This is a letter by James Lindsay to the Kawartha Lakes (Ontario)This Week. Most of it refutes the earlier letter, which I did not look up. But this struck me:
If nuclear energy is respected, there is no need for fear.
I’m going to guess, based on the letter, that Lindsay means that nuclear energy should be respected enough that people who are going to spout off against it should know something about it.
That works. Facts beat fear. I’m not sure I’d adopt “Respect, don’t fear” as a motto – it has an intimidating air for what is, after all, a tool for making electricity (among many other things, of course). But the thought behind it is solid.
John Grossenbacher from the Idaho National Labs makes much the same argument vis à vis used fuel in the Idaho Statesman:
Environmental risks created by past waste disposal and storage activities are being addressed by DOE. Very real progress is being made. The cleanup pace and effectiveness should be visible to and understood by the public. These are serious and complicated issues. This discourse is important and will continue for a long time to come.
To improve this vital public discussion about activities at the INL site, we have endeavored to make information available to anyone who is interested - online, in public meetings, through news media and via public tours. We challenge those interested in these issues to seriously consider the following suggestions.
You can read his suggestions at the link, but here’s the summary:  learn about the issues and let that inform commentary about them.
The issues surrounding INL and cleanup activities are not so complex that they can't be accurately explained by public officials, interest groups and media outlets who take the time to inform themselves.
That may seem naïve, but it’s really not. Especially with nuclear energy, which is often a victim of fear-based demagoguery, respecting it enough to learn something about it is well worthwhile.
Visit the Idaho National Labs for more. Grossenbacher isn’t kidding – there’s a lot of good information there.

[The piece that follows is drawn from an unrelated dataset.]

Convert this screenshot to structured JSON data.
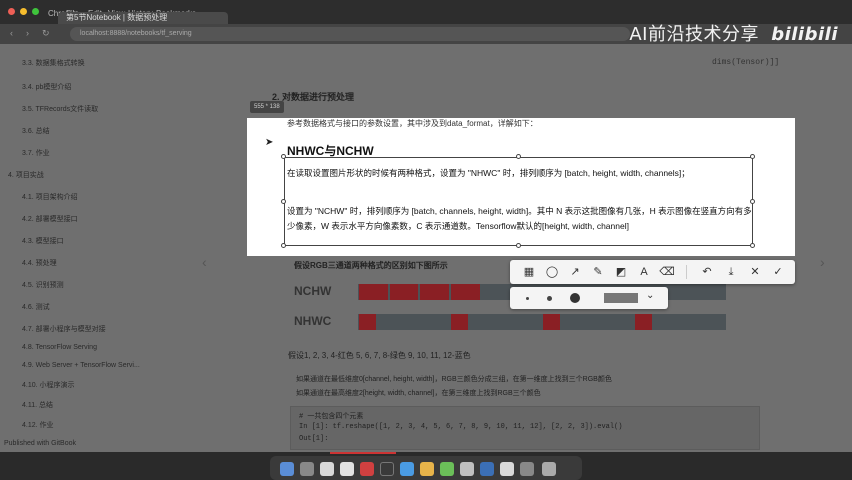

Comments

Popular posts from this blog

Making Clouds for a Living

Donell Banks works at Southern Nuclear’s Plant Vogtle units 3 and 4 as a shift supervisor in Operations, but is in the process of transitioning to his newly appointed role as the daily work controls manager. He has been in the nuclear energy industry for about 11 years.

I love what I do because I have the unique opportunity to help shape the direction and influence the culture for the future of nuclear power in the United States. Every single day presents a new challenge, but I wouldn't have it any other way. As a shift supervisor, I was primarily responsible for managing the development of procedures and programs to support operation of the first new nuclear units in the United States in more than 30 years. As the daily work controls manager, I will be responsible for oversight of the execution and scheduling of daily work to ensure organizational readiness to operate the new units.

I envision a nuclear energy industry that leverages the technology of today to improve efficiency…

Nuclear: Energy for All Political Seasons

The electoral college will soon confirm a surprise election result, Donald Trump. However, in the electricity world, there are fewer surprises – physics and economics will continue to apply, and Republicans and Democrats are going to find a lot to like about nuclear energy over the next four years.

In a Trump administration, the carbon conversation is going to be less prominent. But the nuclear value proposition is still there. We bring steady jobs to rural areas, including in the Rust Belt, which put Donald Trump in office. Nuclear plants keep the surrounding communities vibrant.

We hold down electricity costs for the whole economy. We provide energy diversity, reducing the risk of disruption. We are a critical part of America’s industrial infrastructure, and the importance of infrastructure is something that President-Elect Trump has stressed.

One of our infrastructure challenges is natural gas pipelines, which have gotten more congested as extremely low gas prices have pulled m…

Innovation Fuels the Nuclear Legacy: Southern Nuclear Employees Share Their Stories

Blake Bolt and Sharimar Colon are excited about nuclear energy. Each works at Southern Nuclear Co. and sees firsthand how their ingenuity powers the nation’s largest supply of clean energy. For Powered by Our People, they shared their stories of advocacy, innovation in the workplace and efforts to promote efficiency. Their passion for nuclear energy casts a bright future for the industry.

Blake Bolt has worked in the nuclear industry for six years and is currently the work week manager at Hatch Nuclear Plant in Georgia. He takes pride in an industry he might one day pass on to his children.

What is your job and why do you enjoy doing it?
As a Work Week Manager at Plant Hatch, my primary responsibility is to ensure nuclear safety and manage the risk associated with work by planning, scheduling, preparing and executing work to maximize the availability and reliability of station equipment and systems. I love my job because it enables me to work directly with every department on the plant…